The Tension

JOHN 17:11–19

We have been called out of the world by Jesus. But he has left us here to live in the world. Christians have responded to this tension in different ways. Some have withdrawn into closed communities. In one city we lived in there was a church whose inward and defensive mentality was graphically displayed by their architecture. The building was low to the ground with narrow windows. It looked to me like an elaborate bunker on the side of the hill from a World War II movie. Even their marquee at the road was small castle tower. Definitely a defensive mentality. “We are Christians. Keep the world out.” (I’m overstating to make my point, of course; there were lots of sincere Christians there who did want to reach out.)

On the other hand, some Christians have let down the boundaries between the church and the world altogether.
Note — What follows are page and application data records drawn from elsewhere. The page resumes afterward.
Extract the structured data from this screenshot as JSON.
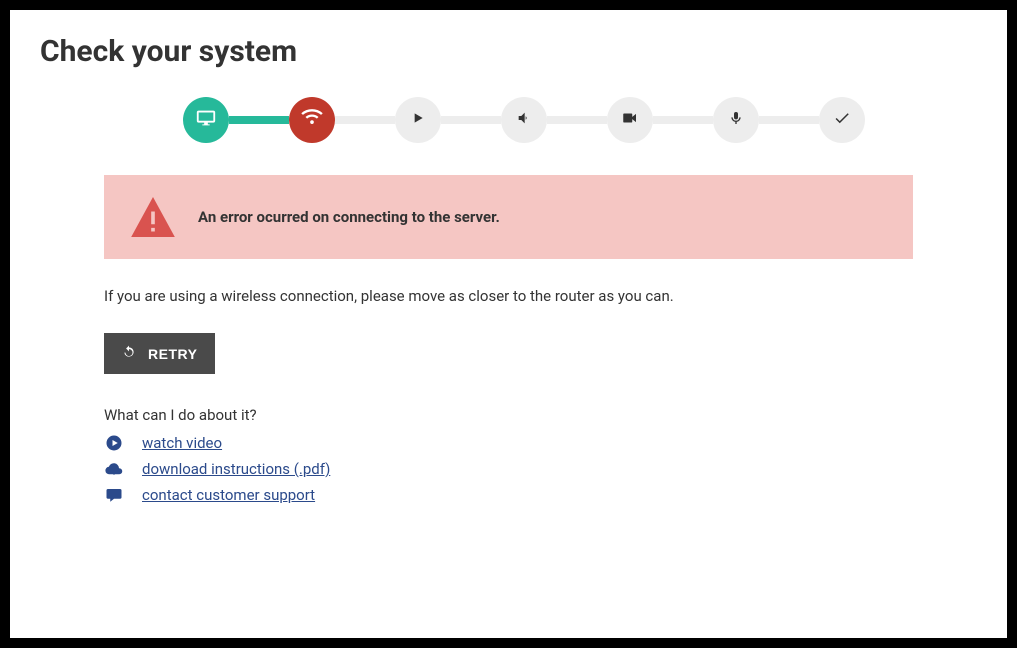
{
  "title": "Check your system",
  "steps": [
    {
      "name": "monitor",
      "state": "complete"
    },
    {
      "name": "wifi",
      "state": "error"
    },
    {
      "name": "play",
      "state": "pending"
    },
    {
      "name": "volume",
      "state": "pending"
    },
    {
      "name": "video",
      "state": "pending"
    },
    {
      "name": "microphone",
      "state": "pending"
    },
    {
      "name": "check",
      "state": "pending"
    }
  ],
  "alert": {
    "message": "An error ocurred on connecting to the server."
  },
  "instruction": "If you are using a wireless connection, please move as closer to the router as you can.",
  "retry_label": "RETRY",
  "help": {
    "title": "What can I do about it?",
    "items": [
      {
        "icon": "play-circle",
        "label": "watch video"
      },
      {
        "icon": "cloud-download",
        "label": "download instructions (.pdf)"
      },
      {
        "icon": "chat",
        "label": "contact customer support"
      }
    ]
  },
  "colors": {
    "complete": "#26b99a",
    "error": "#c0392b",
    "pending_bg": "#ededed",
    "alert_bg": "#f5c6c3",
    "alert_icon": "#d9534f",
    "retry_bg": "#4a4a4a",
    "link": "#2b4a8b"
  }
}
Their desire is to be relevant, contemporary and socially in touch. In the same city as the defensive church was another whose architecture graphically displayed its mentality as well. The approach to the church was up a sweeping, curving drive through shaded oaks. It was set in a beautiful and affluent neighborhood. The church itself was a colonial structure of red brick and white columns set on a hill. (Actually it looked similar in architecture to my present church. I like the style.) When you went there, you were bound to run into the city’s leading citizens. There were lots of social activities but few that had to do with worship and mission. (Of course there were godly believers there as well.)

Then there are those Christians who struggle to live in the middle of the tension. In the same city was a third church that met for several years in a local school building. Not because they didn’t have money for a new building, but because they wanted to use their money for mission, compassion, education and evangelism. When you stepped inside, you were warmly greeted by those in suits and those in sandals. There were businessmen and rock musicians. There were leading citizens and social nobodies. What they had in common was love of God, a common identity as fellow believers and a sense of responsibility for those who were not yet a part of God’s family. Eventually, this church built a building, a large one that was very well equipped. However, they took with them their creative tension. The issue is not the building but our sense of Christian identity and mission. We are to be in, but not of, the world.

Jesus wants us to live in the tension, and we can only do it by the power of his prayer.


Picture yourself with one hand up toward the Lord and one out toward the world. Consider your sense of balance: are you oriented more one way than the other?

Stephen D. Eyre and Jacalyn Eyre

Published by Intentional Faith

Devoted to a Faith that Thinks

%d bloggers like this: